Older Australians’ strong connection to the security of their homes makes at-home care services significantly more appealing than aged care facilities. COVID-19 deaths in private care facilities and the stories from the Royal Commission into Aged Care Quality and Safety means providers of those facilities have significant challenges to rebuild reputations. An increase in multi-generational homes will see continued increases in demand for support for carers, putting further funding pressure on this sector.
Impacts on wellbeing
As we have already seen, good diet and exercise contribute positively to the wellbeing of older Australians. Family, leisure time and hobbies and relationships each contribute to wellbeing.
“As a retiree, your main concern is health, second is financial security, then the family around you and, lastly, to have a good government that knows how to address the needs of the older society.”YourLifeChoices member
On the other hand, the negative impacts of discrimination were felt by even more older Australians than the negative impacts of recreational drugs and alcohol. And while good financial security can have a positive impact, the lack of financial security has affected 28 per cent of older Australians.
“I find the Age Pension reasonable and can live fairly well on it. The BIG problem is when extra costs occur, such as insurances/car expenses, etc. These extras are my biggest problem.“YourLifeChoices member
For older Australians, age discrimination can contribute to feelings of alienation from society and thereby negatively affect their feelings of security and their mental health.
“People seem to have a habit of labelling everyone in a particular category (e.g. age, race) with the same brush and treating them as identically to the worst person they know in that category. It is their attitude – and not that of the person they are discriminating against – that is the problem in most cases that I have seen.“YourLifeChoices member
More than 65 per cent of respondents said they had personally experienced age discrimination and 72 per cent had witnessed age discrimination. Key themes in the types of discrimination our respondents described were in the areas of employment, being overlooked in retail settings and in assumptions about declining physical or mental abilities.

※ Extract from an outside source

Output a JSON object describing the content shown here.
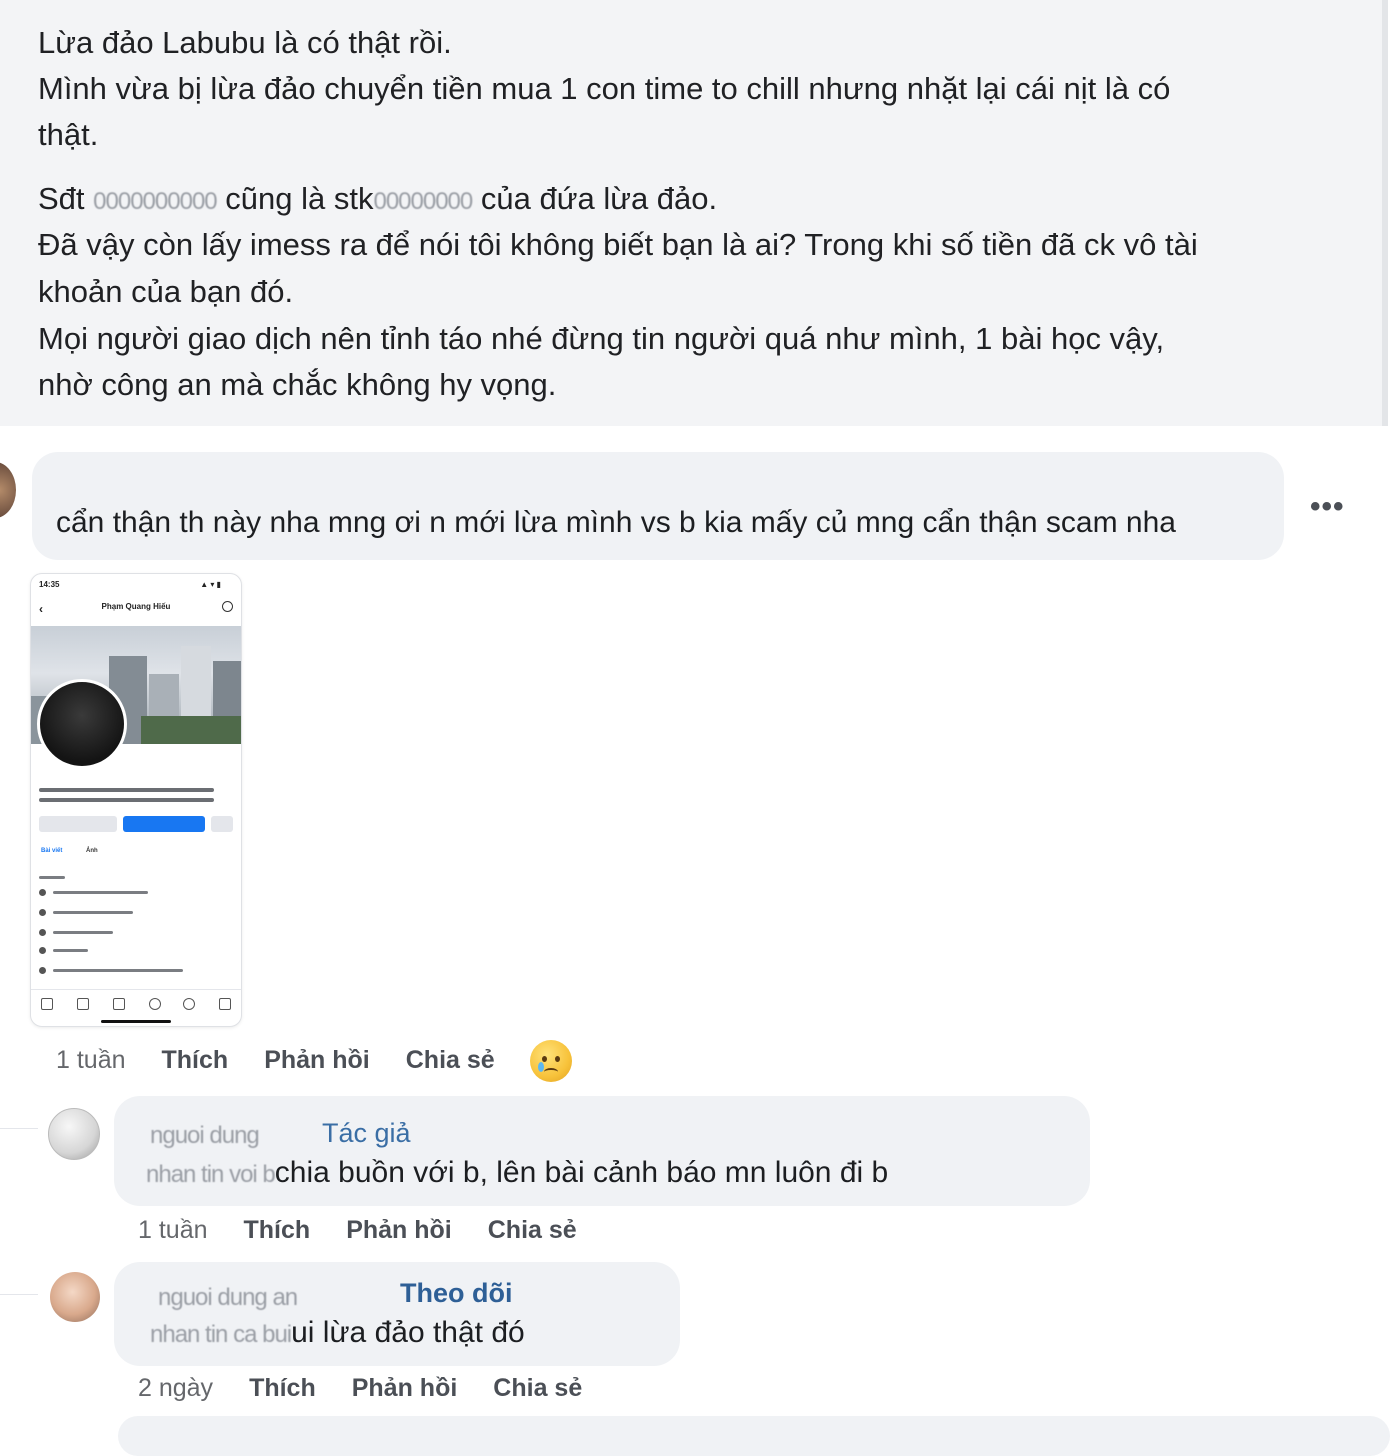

“People seem to think because I am old that I have lost the ability to think or reason. I can still spell polytetrafluoroethylene!“YourLifeChoices member

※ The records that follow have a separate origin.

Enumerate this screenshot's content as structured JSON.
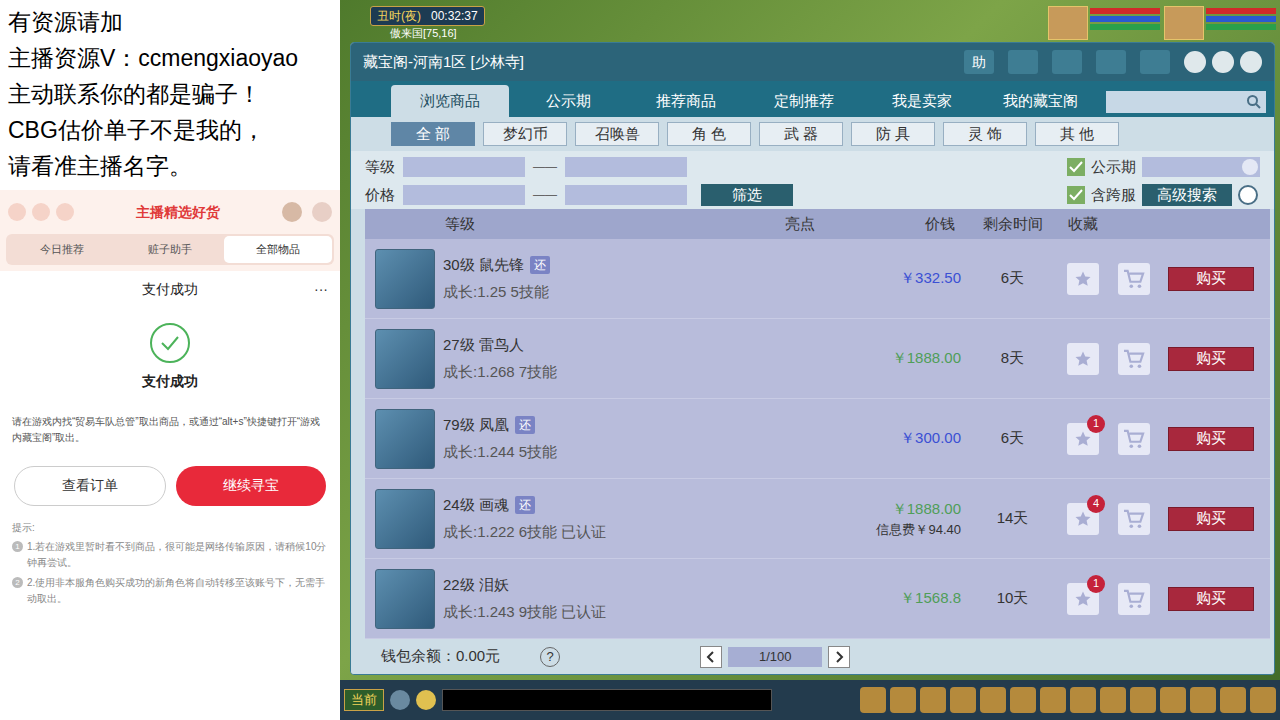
{
  "stream_notice": {
    "lines": [
      "有资源请加",
      "主播资源V：ccmengxiaoyao",
      "主动联系你的都是骗子！",
      "CBG估价单子不是我的，",
      "请看准主播名字。"
    ]
  },
  "mobile": {
    "header": "主播精选好货",
    "tabs": [
      {
        "label": "今日推荐",
        "selected": false
      },
      {
        "label": "赃子助手",
        "selected": false
      },
      {
        "label": "全部物品",
        "selected": true
      }
    ],
    "page_title": "支付成功",
    "menu": "···",
    "status": "支付成功",
    "description": "请在游戏内找“贸易车队总管”取出商品，或通过“alt+s”快捷键打开“游戏内藏宝阁”取出。",
    "buttons": [
      {
        "label": "查看订单",
        "kind": "outline"
      },
      {
        "label": "继续寻宝",
        "kind": "primary"
      }
    ],
    "tips_label": "提示:",
    "tips": [
      {
        "number": "1",
        "text": "1.若在游戏里暂时看不到商品，很可能是网络传输原因，请稍候10分钟再尝试。"
      },
      {
        "number": "2",
        "text": "2.使用非本服角色购买成功的新角色将自动转移至该账号下，无需手动取出。"
      }
    ]
  },
  "game": {
    "period": "丑时(夜)",
    "clock": "00:32:37",
    "location": "傲来国[75,16]",
    "chat_channel": "当前"
  },
  "window": {
    "title": "藏宝阁-河南1区 [少林寺]",
    "help": "助",
    "tabs": [
      {
        "label": "浏览商品",
        "selected": true
      },
      {
        "label": "公示期",
        "selected": false
      },
      {
        "label": "推荐商品",
        "selected": false
      },
      {
        "label": "定制推荐",
        "selected": false
      },
      {
        "label": "我是卖家",
        "selected": false
      },
      {
        "label": "我的藏宝阁",
        "selected": false
      }
    ],
    "categories": [
      {
        "label": "全 部",
        "selected": true
      },
      {
        "label": "梦幻币",
        "selected": false
      },
      {
        "label": "召唤兽",
        "selected": false
      },
      {
        "label": "角 色",
        "selected": false
      },
      {
        "label": "武 器",
        "selected": false
      },
      {
        "label": "防 具",
        "selected": false
      },
      {
        "label": "灵 饰",
        "selected": false
      },
      {
        "label": "其 他",
        "selected": false
      }
    ],
    "filters": {
      "level_label": "等级",
      "price_label": "价格",
      "dash": "——",
      "filter_button": "筛选",
      "checks": [
        {
          "label": "公示期",
          "checked": true
        },
        {
          "label": "含跨服",
          "checked": true
        }
      ],
      "advanced_button": "高级搜索"
    },
    "columns": [
      "等级",
      "亮点",
      "价钱",
      "剩余时间",
      "收藏"
    ],
    "rows": [
      {
        "name": "30级 鼠先锋",
        "badge": "还",
        "detail": "成长:1.25 5技能",
        "price": "￥332.50",
        "fee": "",
        "color": "#3b50d4",
        "time": "6天",
        "favorites": ""
      },
      {
        "name": "27级 雷鸟人",
        "badge": "",
        "detail": "成长:1.268 7技能",
        "price": "￥1888.00",
        "fee": "",
        "color": "#4f9e58",
        "time": "8天",
        "favorites": ""
      },
      {
        "name": "79级 凤凰",
        "badge": "还",
        "detail": "成长:1.244 5技能",
        "price": "￥300.00",
        "fee": "",
        "color": "#3b50d4",
        "time": "6天",
        "favorites": "1"
      },
      {
        "name": "24级 画魂",
        "badge": "还",
        "detail": "成长:1.222 6技能 已认证",
        "price": "￥1888.00",
        "fee": "信息费￥94.40",
        "color": "#4f9e58",
        "time": "14天",
        "favorites": "4"
      },
      {
        "name": "22级 泪妖",
        "badge": "",
        "detail": "成长:1.243 9技能 已认证",
        "price": "￥1568.8",
        "fee": "",
        "color": "#4f9e58",
        "time": "10天",
        "favorites": "1"
      }
    ],
    "buy_button": "购买",
    "footer": {
      "wallet": "钱包余额：0.00元",
      "help": "?",
      "page": "1/100"
    }
  }
}
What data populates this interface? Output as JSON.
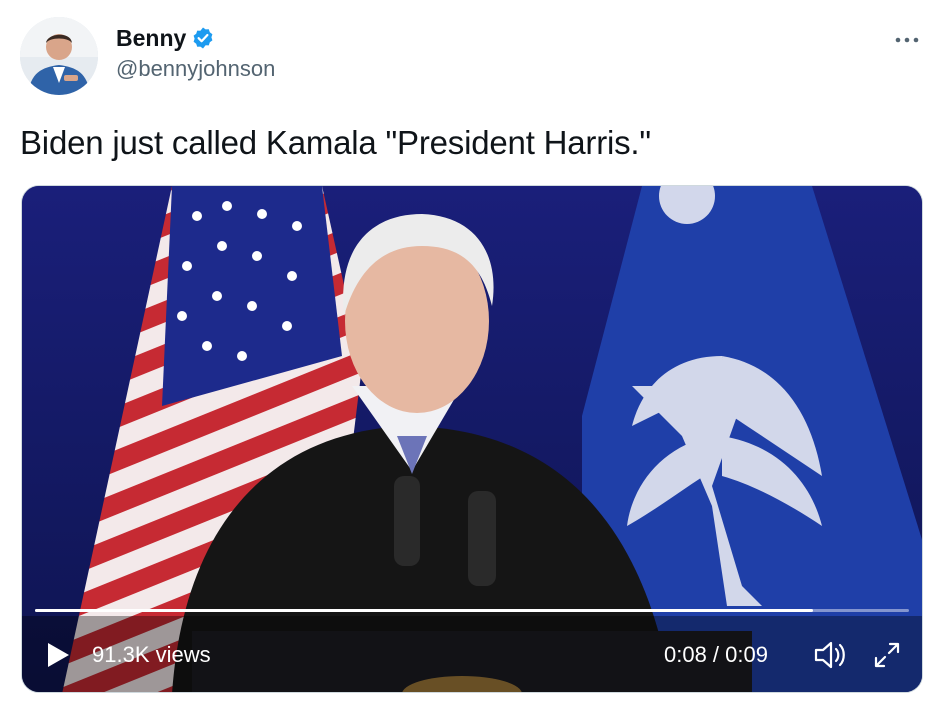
{
  "author": {
    "display_name": "Benny",
    "handle": "@bennyjohnson",
    "verified": true,
    "avatar_icon": "profile-photo"
  },
  "tweet": {
    "text": "Biden just called Kamala \"President Harris.\""
  },
  "video": {
    "views": "91.3K views",
    "time": "0:08 / 0:09",
    "progress": 0.89
  },
  "colors": {
    "verified": "#1d9bf0",
    "handle": "#536471",
    "text": "#0f1419",
    "video_bg": "#121a66"
  }
}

It was not only COVID-19 infections and deaths that disproportionately affected older Australians. Declining stock market values hit superannuation balances and calls for early reopening highlighted age bias in Australian society. However, it was the feeling of safety and security that was the biggest impact for most older Australians.
Self perceptions of age
The benefits of positive wellbeing can be improved quality of life and changes to our ‘perceived age’. So we asked our survey respondents how old they felt. The results were overwhelmingly positive. Working status had no impact on self-perception – those working full time or part time were just as likely to feel younger as retirees.
Seventy-eight per cent of respondents aged over 85 said they felt younger than their chronological age, while respondents aged under 45 were most likely to say they felt older than their chronological age (27 per cent).
However, respondents who were carers were the most likely to feel older than their chronological age, highlighting the need for improved funding to this area.
“Age is just a number. Attitude towards life keeps you either old or young. A good sense of humour is so important. I’m now in my late 70s but feel in my 30s. I love to meet with people of the same interests. I have a couple of old friends who have no interest in anything and continue to find fault with everything, be it the weather, foreigners in the country, the government, lack of money. But they never lift themselves off the couch to try and improve themselves. I have had a couple of health issues over the last few years but just accept it and battle on.“YourLifeChoices member
Download the full report for more further detail, including what older Australians think about their governments, the state of the nation and how COVID affected their lives.